In 1906, San Francisco was rocked by an earthquake, then nearly destroyed by fires which burned most of the financial district, downtown, civic center, and south of Market areas to the ground.
Over the course of the next six years, San Francisco rose from the ashes, building new land out of the debris — now known as the Marina or Cow Hollow — and were ready to face the world victorious in 1915. On February 20th, hosted on grounds created from earthquake rubble, the Panama Pacific Expedition opened to celebrate not only the rise of the city, but the completion of the Panama Canal.
The Pan-Pacific Exposition, as it came to be called, was a triumph of temporary design, with gardens and fountains and massive classically-inspired buildings rising on the waterfront. The magnificent centerpiece of the exposition was known as the “Tower of Jewels” which glittered over the crowds from a height of 435 feet. Exhibits included all manner of arts and technology, from a telephone that could call New York City and a historic steam locomotive from the city’s early days of rail, to a model of the Panama Canal.
Of the glittering city that was built for the great fair, only one building remains in San Francisco: Bernard Maybeck’s classically-inspired Palace of Fine Arts. Although saved from the destruction of the rest of the fair, the building as we see it now is not the same one that stood here in 1915. The original building was constructed using temporary materials and techniques, only designed to last the duration of the fair. In 1964, the entire structure was rebuilt.

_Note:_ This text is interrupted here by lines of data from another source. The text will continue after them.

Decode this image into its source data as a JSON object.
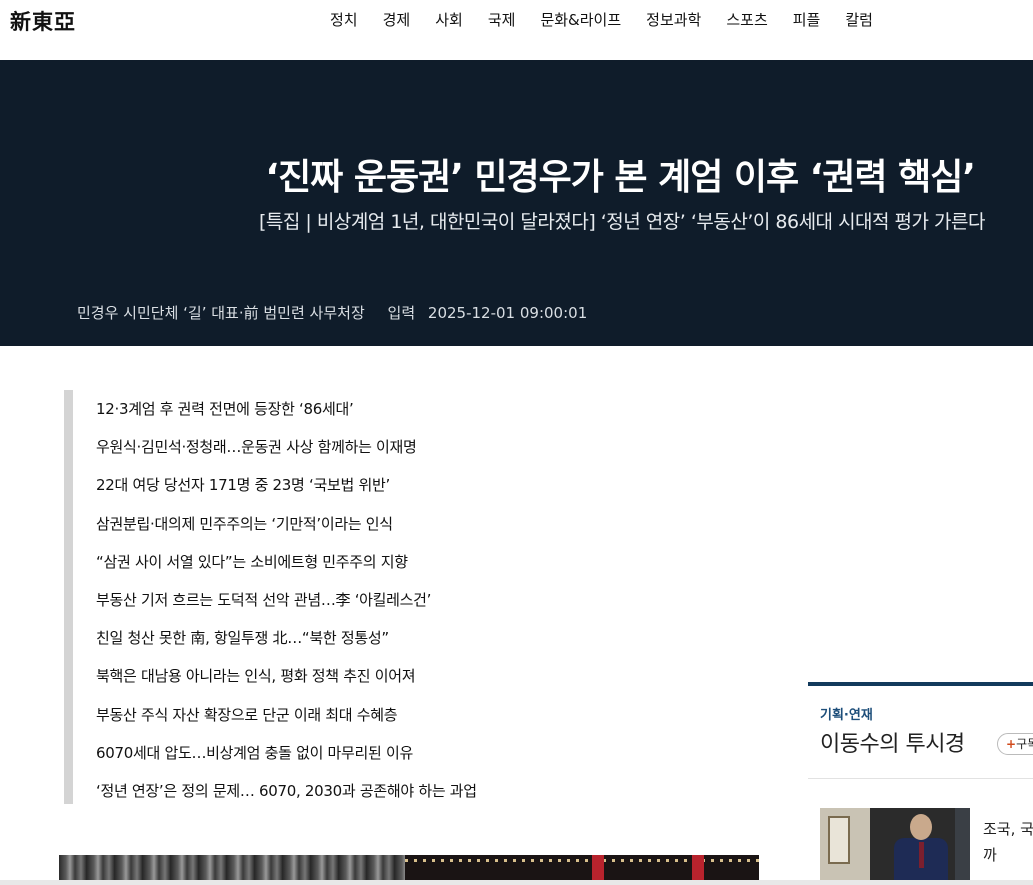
{
  "header": {
    "logo": "新東亞",
    "nav": [
      "정치",
      "경제",
      "사회",
      "국제",
      "문화&라이프",
      "정보과학",
      "스포츠",
      "피플",
      "칼럼"
    ]
  },
  "article": {
    "title": "‘진짜 운동권’ 민경우가 본 계엄 이후 ‘권력 핵심’",
    "subtitle": "[특집 | 비상계엄 1년, 대한민국이 달라졌다] ‘정년 연장’ ‘부동산’이 86세대 시대적 평가 가른다",
    "author": "민경우 시민단체 ‘길’ 대표·前 범민련 사무처장",
    "input_label": "입력",
    "date": "2025-12-01 09:00:01"
  },
  "summary": [
    "12·3계엄 후 권력 전면에 등장한 ‘86세대’",
    "우원식·김민석·정청래…운동권 사상 함께하는 이재명",
    "22대 여당 당선자 171명 중 23명 ‘국보법 위반’",
    "삼권분립·대의제 민주주의는 ‘기만적’이라는 인식",
    "“삼권 사이 서열 있다”는 소비에트형 민주주의 지향",
    "부동산 기저 흐르는 도덕적 선악 관념…李 ‘아킬레스건’",
    "친일 청산 못한 南, 항일투쟁 北…“북한 정통성”",
    "북핵은 대남용 아니라는 인식, 평화 정책 추진 이어져",
    "부동산 주식 자산 확장으로 단군 이래 최대 수혜층",
    "6070세대 압도…비상계엄 충돌 없이 마무리된 이유",
    "‘정년 연장’은 정의 문제… 6070, 2030과 공존해야 하는 과업"
  ],
  "sidebar": {
    "kicker": "기획·연재",
    "title": "이동수의 투시경",
    "subscribe_plus": "+",
    "subscribe_label": "구독",
    "article_line1": "조국, 국",
    "article_line2": "까"
  },
  "colors": {
    "hero_bg": "#0f1c2a",
    "accent_blue": "#1d4e7a",
    "subscribe_plus": "#d14b1c"
  }
}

Other buildings were rescued and removed to other cities, and a few exist to this day with new lives elsewhere. Today, in the reflecting ponds where ladies once performed synchronized swimming, swans, ducks, and turtles now reign.